## WORK REQUEST:
Your answer should consist of every line from the records that holds the string "JSON".

## EXCERPTED DATA:

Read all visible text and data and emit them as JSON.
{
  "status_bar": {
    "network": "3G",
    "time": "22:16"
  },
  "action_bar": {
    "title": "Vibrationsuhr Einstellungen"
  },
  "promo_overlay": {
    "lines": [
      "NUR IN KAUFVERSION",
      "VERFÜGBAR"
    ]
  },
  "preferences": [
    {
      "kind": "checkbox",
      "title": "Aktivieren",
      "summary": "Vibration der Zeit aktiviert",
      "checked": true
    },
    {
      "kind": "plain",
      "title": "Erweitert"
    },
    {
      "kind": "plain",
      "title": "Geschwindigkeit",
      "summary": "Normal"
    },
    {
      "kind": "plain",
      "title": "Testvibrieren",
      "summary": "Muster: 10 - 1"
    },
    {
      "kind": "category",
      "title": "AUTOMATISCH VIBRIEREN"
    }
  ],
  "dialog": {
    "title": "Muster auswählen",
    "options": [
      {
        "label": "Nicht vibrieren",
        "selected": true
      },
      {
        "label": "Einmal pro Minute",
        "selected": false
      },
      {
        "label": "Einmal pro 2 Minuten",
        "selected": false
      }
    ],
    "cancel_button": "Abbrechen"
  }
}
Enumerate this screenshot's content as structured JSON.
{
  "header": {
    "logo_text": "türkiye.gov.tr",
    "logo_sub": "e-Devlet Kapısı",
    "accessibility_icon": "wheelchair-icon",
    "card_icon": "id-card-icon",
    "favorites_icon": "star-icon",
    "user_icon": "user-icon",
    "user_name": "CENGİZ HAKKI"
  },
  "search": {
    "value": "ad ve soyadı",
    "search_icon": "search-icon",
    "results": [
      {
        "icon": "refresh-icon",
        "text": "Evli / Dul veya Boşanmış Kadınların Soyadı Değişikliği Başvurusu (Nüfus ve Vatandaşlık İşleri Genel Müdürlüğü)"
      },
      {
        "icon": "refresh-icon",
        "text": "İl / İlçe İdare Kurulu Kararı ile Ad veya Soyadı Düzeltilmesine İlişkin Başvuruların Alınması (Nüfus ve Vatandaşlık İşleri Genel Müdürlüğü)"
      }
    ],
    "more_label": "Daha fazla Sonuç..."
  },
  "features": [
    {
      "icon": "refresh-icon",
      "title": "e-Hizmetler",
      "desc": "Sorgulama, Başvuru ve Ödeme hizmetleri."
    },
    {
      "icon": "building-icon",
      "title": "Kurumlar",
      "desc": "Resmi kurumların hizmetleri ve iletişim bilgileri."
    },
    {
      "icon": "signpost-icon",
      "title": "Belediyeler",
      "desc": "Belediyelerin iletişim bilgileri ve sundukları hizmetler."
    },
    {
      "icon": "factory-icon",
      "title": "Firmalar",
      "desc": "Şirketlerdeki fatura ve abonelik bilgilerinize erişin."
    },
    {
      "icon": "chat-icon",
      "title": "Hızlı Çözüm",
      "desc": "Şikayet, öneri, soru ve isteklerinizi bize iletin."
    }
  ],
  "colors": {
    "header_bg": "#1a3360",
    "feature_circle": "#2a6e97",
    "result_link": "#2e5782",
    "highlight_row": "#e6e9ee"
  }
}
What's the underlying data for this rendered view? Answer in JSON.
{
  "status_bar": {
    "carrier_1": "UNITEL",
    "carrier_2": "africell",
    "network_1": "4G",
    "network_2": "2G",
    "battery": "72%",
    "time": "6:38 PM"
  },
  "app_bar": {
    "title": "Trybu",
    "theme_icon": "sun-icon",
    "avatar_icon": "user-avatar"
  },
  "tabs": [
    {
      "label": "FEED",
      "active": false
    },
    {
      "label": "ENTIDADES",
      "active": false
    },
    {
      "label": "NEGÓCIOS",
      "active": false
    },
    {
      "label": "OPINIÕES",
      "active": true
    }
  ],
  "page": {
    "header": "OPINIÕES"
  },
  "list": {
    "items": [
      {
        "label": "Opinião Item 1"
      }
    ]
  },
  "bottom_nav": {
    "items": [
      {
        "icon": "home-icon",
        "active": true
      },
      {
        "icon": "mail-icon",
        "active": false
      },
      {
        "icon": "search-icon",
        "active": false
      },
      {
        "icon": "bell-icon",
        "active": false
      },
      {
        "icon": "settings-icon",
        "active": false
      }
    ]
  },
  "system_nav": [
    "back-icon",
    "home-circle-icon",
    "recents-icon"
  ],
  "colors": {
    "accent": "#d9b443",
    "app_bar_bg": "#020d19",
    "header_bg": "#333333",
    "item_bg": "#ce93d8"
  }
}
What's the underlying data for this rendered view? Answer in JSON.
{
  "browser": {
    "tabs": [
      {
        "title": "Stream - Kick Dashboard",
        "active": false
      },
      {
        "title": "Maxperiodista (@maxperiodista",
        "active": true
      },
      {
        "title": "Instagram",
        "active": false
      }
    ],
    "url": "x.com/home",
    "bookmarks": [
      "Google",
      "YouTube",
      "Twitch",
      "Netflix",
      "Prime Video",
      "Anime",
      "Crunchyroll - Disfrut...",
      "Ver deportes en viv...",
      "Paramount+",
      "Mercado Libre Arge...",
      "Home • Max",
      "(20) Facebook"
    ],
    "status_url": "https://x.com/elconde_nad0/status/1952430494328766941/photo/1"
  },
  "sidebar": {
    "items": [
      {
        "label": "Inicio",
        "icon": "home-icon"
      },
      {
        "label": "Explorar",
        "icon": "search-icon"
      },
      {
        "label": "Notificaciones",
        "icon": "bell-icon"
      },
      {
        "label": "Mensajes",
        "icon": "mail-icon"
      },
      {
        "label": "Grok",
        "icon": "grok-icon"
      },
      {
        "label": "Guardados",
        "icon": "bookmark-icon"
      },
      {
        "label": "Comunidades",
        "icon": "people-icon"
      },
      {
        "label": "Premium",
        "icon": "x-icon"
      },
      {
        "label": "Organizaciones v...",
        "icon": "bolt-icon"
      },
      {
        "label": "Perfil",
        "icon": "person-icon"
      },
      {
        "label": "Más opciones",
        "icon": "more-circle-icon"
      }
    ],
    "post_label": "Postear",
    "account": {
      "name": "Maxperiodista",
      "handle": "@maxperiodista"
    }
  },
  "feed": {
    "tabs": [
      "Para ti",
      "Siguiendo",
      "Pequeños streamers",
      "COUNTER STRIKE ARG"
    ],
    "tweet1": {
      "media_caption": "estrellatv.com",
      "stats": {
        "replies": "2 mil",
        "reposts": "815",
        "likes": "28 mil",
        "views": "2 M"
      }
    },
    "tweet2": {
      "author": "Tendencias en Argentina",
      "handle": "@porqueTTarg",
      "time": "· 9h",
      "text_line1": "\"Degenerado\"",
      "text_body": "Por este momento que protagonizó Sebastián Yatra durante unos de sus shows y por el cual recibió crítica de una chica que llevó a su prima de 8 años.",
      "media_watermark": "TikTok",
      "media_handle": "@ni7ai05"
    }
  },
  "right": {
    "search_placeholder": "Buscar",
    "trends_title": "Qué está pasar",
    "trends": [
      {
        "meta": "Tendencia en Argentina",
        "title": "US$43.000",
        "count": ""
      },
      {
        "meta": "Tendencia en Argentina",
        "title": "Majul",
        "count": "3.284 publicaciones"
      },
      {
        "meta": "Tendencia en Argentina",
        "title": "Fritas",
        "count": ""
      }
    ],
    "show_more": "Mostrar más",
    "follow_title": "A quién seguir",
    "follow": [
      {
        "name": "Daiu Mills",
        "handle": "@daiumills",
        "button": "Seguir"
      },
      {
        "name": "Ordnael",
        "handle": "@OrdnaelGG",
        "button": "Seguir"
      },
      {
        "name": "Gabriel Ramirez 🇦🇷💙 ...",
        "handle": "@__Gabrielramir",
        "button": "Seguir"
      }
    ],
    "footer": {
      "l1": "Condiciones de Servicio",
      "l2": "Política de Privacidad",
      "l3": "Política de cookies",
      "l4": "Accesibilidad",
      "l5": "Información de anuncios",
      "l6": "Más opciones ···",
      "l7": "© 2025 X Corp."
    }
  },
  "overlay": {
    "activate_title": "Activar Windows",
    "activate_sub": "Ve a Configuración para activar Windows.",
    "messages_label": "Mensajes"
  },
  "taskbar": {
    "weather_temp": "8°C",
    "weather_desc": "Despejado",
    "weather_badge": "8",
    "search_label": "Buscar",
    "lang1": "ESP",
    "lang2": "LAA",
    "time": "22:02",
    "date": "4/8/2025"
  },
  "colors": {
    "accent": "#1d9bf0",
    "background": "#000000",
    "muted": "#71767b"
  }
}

## EXERCISE RESULT:
Read all visible text and data and emit them as JSON.
Enumerate this screenshot's content as structured JSON.
What's the underlying data for this rendered view? Answer in JSON.
What's the underlying data for this rendered view? Answer in JSON.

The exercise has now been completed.